I read his autobiography a few years ago, and while I had to return to the 50s and 60s to understand his world, it did bring back to mind what it was like to live in that America where there was a complacent ruling class and a voiceless, powerless underclass.
He said some awful, violent things, no more violent nor awful than his opponents said about him and those like him, but he also said some truly great things about being a person who stands for yourself, for discovering who you are, warnings about going along with what you’re told, and frustrations with how even people with the best intentions and thoughtful words could take you right back into another form of oppression.
I think we focus on the violence in some of his speech, but fail to understand that he was neither uninformed nor unthoughtful. He was awake and aware of his times and his place in his culture, and given what he was seeing and the lack of power and change, he struggled to break through the silence and reach people.
When we are satisfied with our lives and full of achievement, we can forget what he was attempting to bring about.
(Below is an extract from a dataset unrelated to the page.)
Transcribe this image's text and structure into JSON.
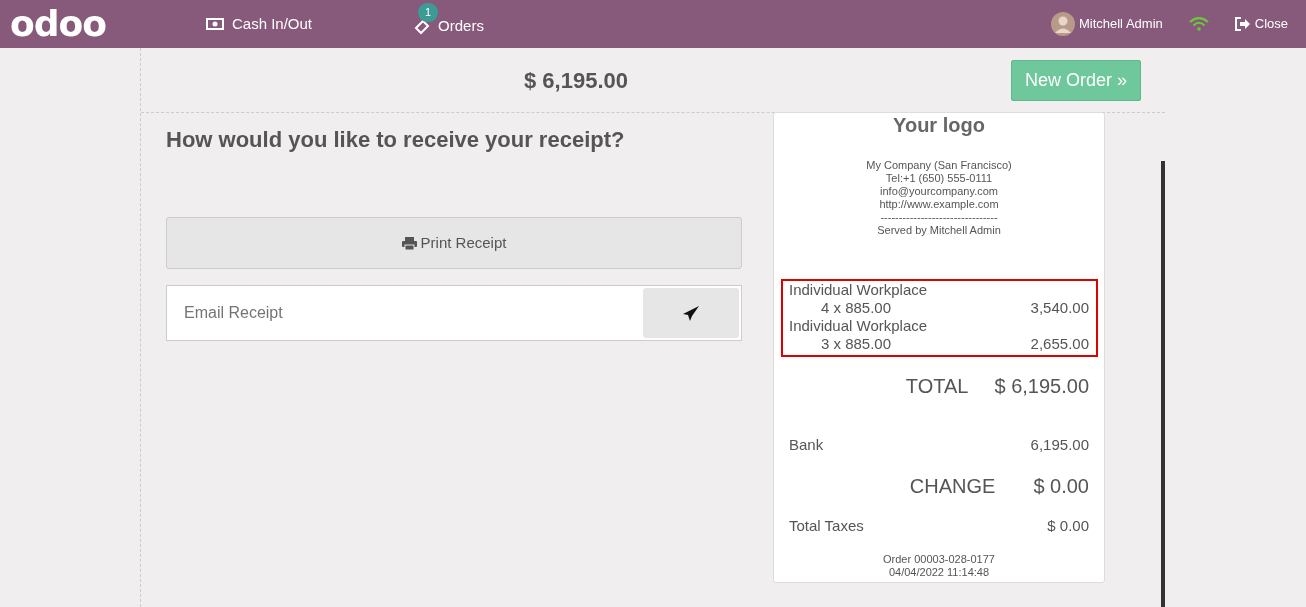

And when we are listening only to ourselves and to those who offer their approval of ourselves and our achievements, we are letting the circumstances slide right back to what they were when Malcolm X attempted to be the voice of the voiceless and a force for change in a world that did not want change. If we cannot listen to his voice and if we try to suppress the calls for change, we are setting up, again, a world where people see violence as the only remaining method to use to bring about change and justice.